**Exercise brief**.
Check each line of the material that follows, and copy those holding the string "Video".

**Data provided**.
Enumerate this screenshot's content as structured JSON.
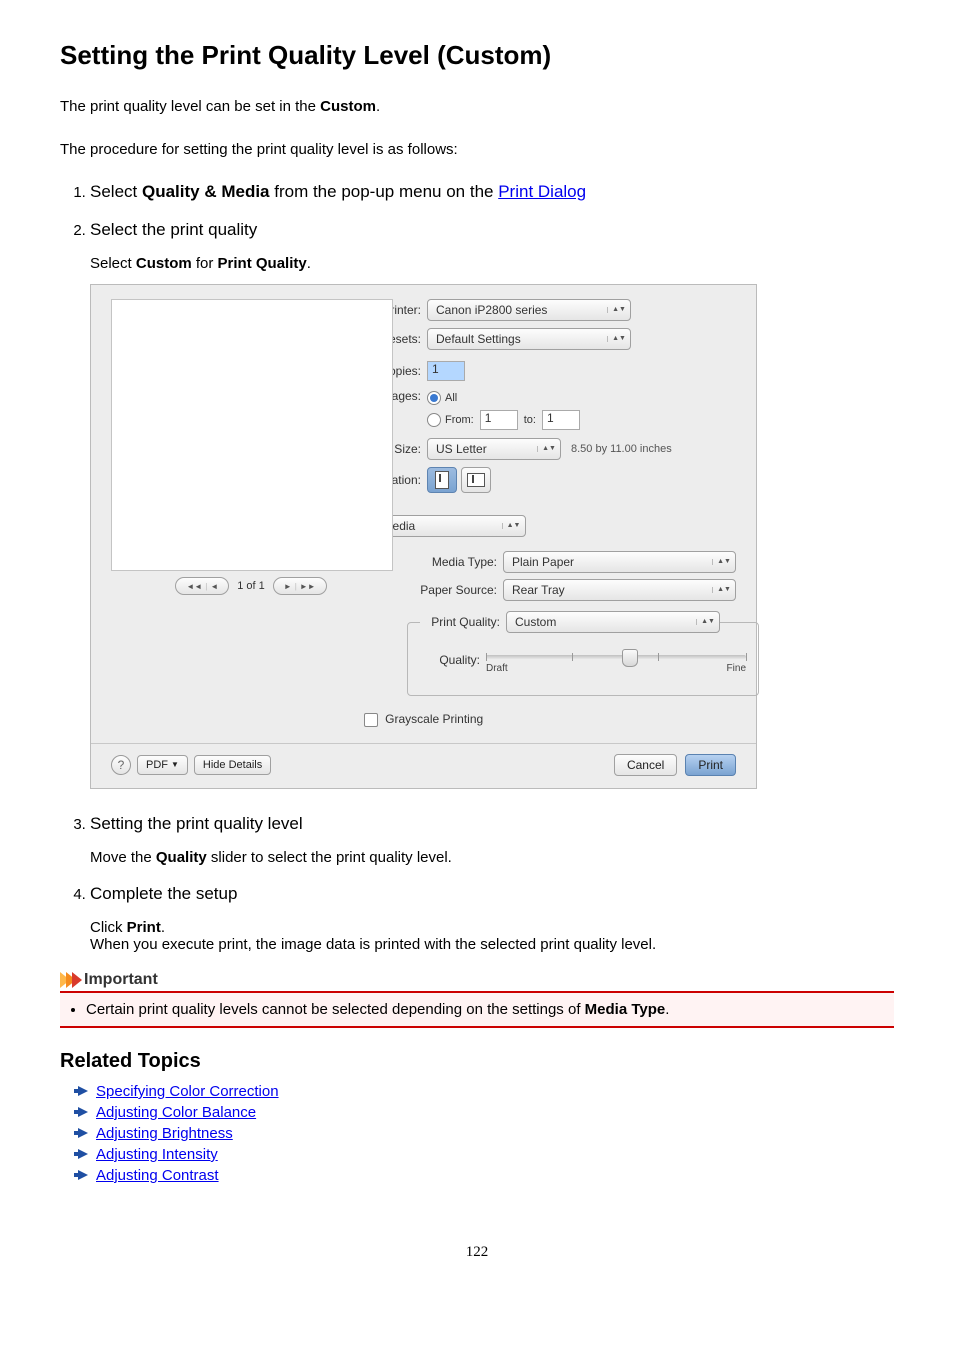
{
  "heading": "Setting the Print Quality Level (Custom)",
  "intro1_pre": "The print quality level can be set in the ",
  "intro1_bold": "Custom",
  "intro1_post": ".",
  "intro2": "The procedure for setting the print quality level is as follows:",
  "steps": {
    "s1_pre": "Select ",
    "s1_bold": "Quality & Media",
    "s1_mid": " from the pop-up menu on the ",
    "s1_link": "Print Dialog",
    "s2_title": "Select the print quality",
    "s2_sub_pre": "Select ",
    "s2_sub_b1": "Custom",
    "s2_sub_mid": " for ",
    "s2_sub_b2": "Print Quality",
    "s2_sub_post": ".",
    "s3_title": "Setting the print quality level",
    "s3_sub_pre": "Move the ",
    "s3_sub_b": "Quality",
    "s3_sub_post": " slider to select the print quality level.",
    "s4_title": "Complete the setup",
    "s4_line1_pre": "Click ",
    "s4_line1_b": "Print",
    "s4_line1_post": ".",
    "s4_line2": "When you execute print, the image data is printed with the selected print quality level."
  },
  "dialog": {
    "printer_lbl": "Printer:",
    "printer_val": "Canon iP2800 series",
    "presets_lbl": "Presets:",
    "presets_val": "Default Settings",
    "copies_lbl": "Copies:",
    "copies_val": "1",
    "pages_lbl": "Pages:",
    "pages_all": "All",
    "pages_from": "From:",
    "pages_from_val": "1",
    "pages_to": "to:",
    "pages_to_val": "1",
    "papersize_lbl": "Paper Size:",
    "papersize_val": "US Letter",
    "papersize_dim": "8.50 by 11.00 inches",
    "orientation_lbl": "Orientation:",
    "popup_val": "Quality & Media",
    "mediatype_lbl": "Media Type:",
    "mediatype_val": "Plain Paper",
    "papersource_lbl": "Paper Source:",
    "papersource_val": "Rear Tray",
    "printquality_lbl": "Print Quality:",
    "printquality_val": "Custom",
    "quality_lbl": "Quality:",
    "quality_min": "Draft",
    "quality_max": "Fine",
    "grayscale": "Grayscale Printing",
    "pager_text": "1 of 1",
    "help": "?",
    "pdf": "PDF",
    "hide": "Hide Details",
    "cancel": "Cancel",
    "print": "Print"
  },
  "important_head": "Important",
  "important_item_pre": "Certain print quality levels cannot be selected depending on the settings of ",
  "important_item_b": "Media Type",
  "important_item_post": ".",
  "related_head": "Related Topics",
  "related": {
    "r1": "Specifying Color Correction",
    "r2": "Adjusting Color Balance",
    "r3": "Adjusting Brightness",
    "r4": "Adjusting Intensity",
    "r5": "Adjusting Contrast"
  },
  "page_number": "122"
}
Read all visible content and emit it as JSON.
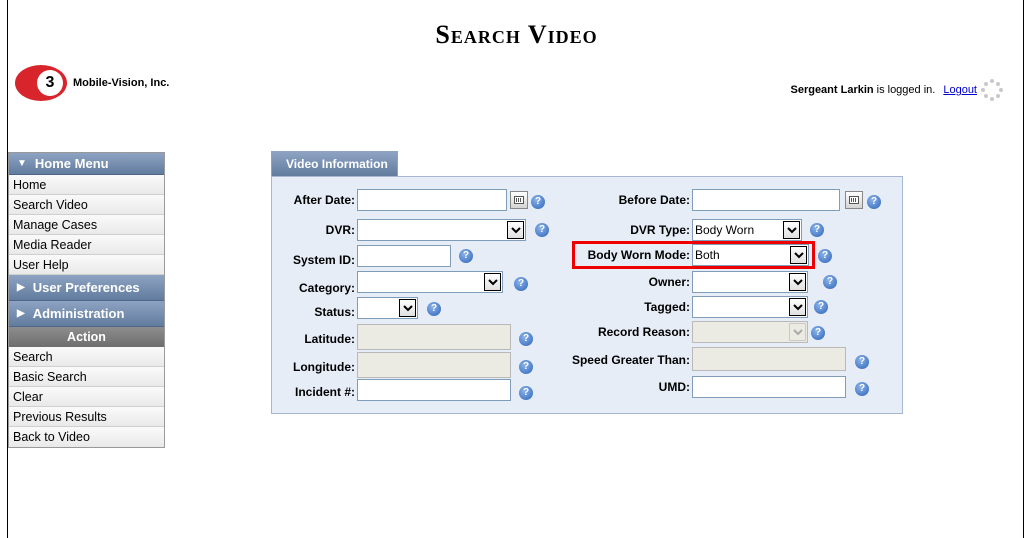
{
  "header": {
    "title": "Search Video",
    "logo_text": "Mobile-Vision, Inc.",
    "logo_mark": "3",
    "user_name": "Sergeant Larkin",
    "logged_in_text": "is logged in.",
    "logout_label": "Logout"
  },
  "sidebar": {
    "home_menu": {
      "label": "Home Menu",
      "items": [
        "Home",
        "Search Video",
        "Manage Cases",
        "Media Reader",
        "User Help"
      ]
    },
    "user_preferences_label": "User Preferences",
    "administration_label": "Administration",
    "action": {
      "label": "Action",
      "items": [
        "Search",
        "Basic Search",
        "Clear",
        "Previous Results",
        "Back to Video"
      ]
    }
  },
  "tab": {
    "label": "Video Information"
  },
  "form": {
    "after_date": {
      "label": "After Date:",
      "value": ""
    },
    "before_date": {
      "label": "Before Date:",
      "value": ""
    },
    "dvr": {
      "label": "DVR:",
      "value": ""
    },
    "dvr_type": {
      "label": "DVR Type:",
      "value": "Body Worn"
    },
    "system_id": {
      "label": "System ID:",
      "value": ""
    },
    "body_worn_mode": {
      "label": "Body Worn Mode:",
      "value": "Both"
    },
    "category": {
      "label": "Category:",
      "value": ""
    },
    "owner": {
      "label": "Owner:",
      "value": ""
    },
    "status": {
      "label": "Status:",
      "value": ""
    },
    "tagged": {
      "label": "Tagged:",
      "value": ""
    },
    "latitude": {
      "label": "Latitude:",
      "value": ""
    },
    "record_reason": {
      "label": "Record Reason:",
      "value": ""
    },
    "longitude": {
      "label": "Longitude:",
      "value": ""
    },
    "speed_greater_than": {
      "label": "Speed Greater Than:",
      "value": ""
    },
    "incident": {
      "label": "Incident #:",
      "value": ""
    },
    "umd": {
      "label": "UMD:",
      "value": ""
    },
    "help_glyph": "?"
  },
  "colors": {
    "highlight": "#e00000",
    "menu_header": "#617c9f",
    "panel_bg": "#e6edf7"
  },
  "icons": [
    "help-icon",
    "calendar-icon",
    "chevron-down-icon",
    "loading-spinner-icon"
  ]
}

**Exercise solution**.
    "title": "Search Video",
        "Search Video",
        "Back to Video"
    "label": "Video Information"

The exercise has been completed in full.